This curriculum unit will contain several tales from the oral tradition from Puerto Rico. In each case, a short summary will be given for each tale with a brief historical background and if possible the location of the tale will be included. Stories for which I have not found a translation, I will translate and illustrate. Many stories have been retold and printed as collections of stories by one editor. Dr. Alegria published “Three Wishes”, a collection of Puerto Rican tales translated into English and beautifully illustrated by Puerto Rican graphic artist Lorenzo Homar. Marigloria Palma edited “El Folklore de Puerto Rico,” which is a collection of songs, games, traditions, and tales in Spanish that she heard as a little girl. I recommend these books as part of the classroom or school library.
In order to work with these folk tales, the students will be asked to analyze the story through identification of its characters, the problem or problems in the tale, the setting, sequence of events, and the solution of the problem(s). Other elements that will also have to be identified are: the lesson or moral, magic, evil vs. good, good conquers evil, talking animals, ordinary people, magic numbers, punishment/reward, trickery, greed, exaggeration. Not all the elements will or can be found in a single folk tale, but students need to know which ones are present in the tale that they are reading.
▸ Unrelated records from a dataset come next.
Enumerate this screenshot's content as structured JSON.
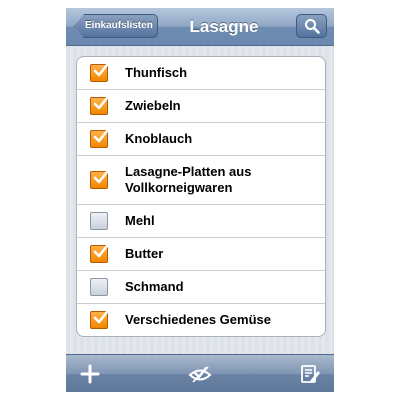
{
  "navbar": {
    "back_label": "Einkaufslisten",
    "title": "Lasagne"
  },
  "items": [
    {
      "label": "Thunfisch",
      "checked": true
    },
    {
      "label": "Zwiebeln",
      "checked": true
    },
    {
      "label": "Knoblauch",
      "checked": true
    },
    {
      "label": "Lasagne-Platten aus Vollkorneigwaren",
      "checked": true
    },
    {
      "label": "Mehl",
      "checked": false
    },
    {
      "label": "Butter",
      "checked": true
    },
    {
      "label": "Schmand",
      "checked": false
    },
    {
      "label": "Verschiedenes Gemüse",
      "checked": true
    }
  ],
  "toolbar": {
    "icons": [
      "plus-icon",
      "hide-checked-icon",
      "edit-list-icon"
    ]
  },
  "colors": {
    "navbar": "#7b95b8",
    "checked": "#f39a1f"
  }
}
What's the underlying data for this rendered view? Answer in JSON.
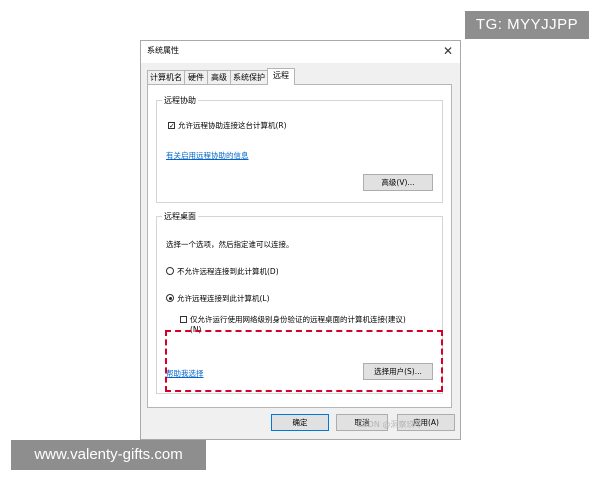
{
  "watermarks": {
    "top": "TG: MYYJJPP",
    "bottom": "www.valenty-gifts.com",
    "csdn": "CSDN @洞察玖零"
  },
  "window": {
    "title": "系统属性",
    "close_glyph": "✕"
  },
  "tabs": [
    {
      "label": "计算机名",
      "active": false
    },
    {
      "label": "硬件",
      "active": false
    },
    {
      "label": "高级",
      "active": false
    },
    {
      "label": "系统保护",
      "active": false
    },
    {
      "label": "远程",
      "active": true
    }
  ],
  "remote_assistance": {
    "group_label": "远程协助",
    "allow_checkbox_label": "允许远程协助连接这台计算机(R)",
    "allow_checked": true,
    "info_link": "有关启用远程协助的信息",
    "advanced_button": "高级(V)..."
  },
  "remote_desktop": {
    "group_label": "远程桌面",
    "instruction": "选择一个选项，然后指定谁可以连接。",
    "option_disallow": "不允许远程连接到此计算机(D)",
    "option_allow": "允许远程连接到此计算机(L)",
    "selected_option": "allow",
    "nla_label_line1": "仅允许运行使用网络级别身份验证的远程桌面的计算机连接(建议)",
    "nla_label_line2": "(N)",
    "nla_checked": false,
    "help_link": "帮助我选择",
    "select_users_button": "选择用户(S)..."
  },
  "footer": {
    "ok": "确定",
    "cancel": "取消",
    "apply": "应用(A)"
  },
  "colors": {
    "link": "#0066cc",
    "highlight_dash": "#d6002a",
    "primary_border": "#0078d7",
    "watermark_bg": "#8e8e8e"
  }
}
Student opinions on the tales are also important; these stories teach a lesson and should be entertaining at the same time.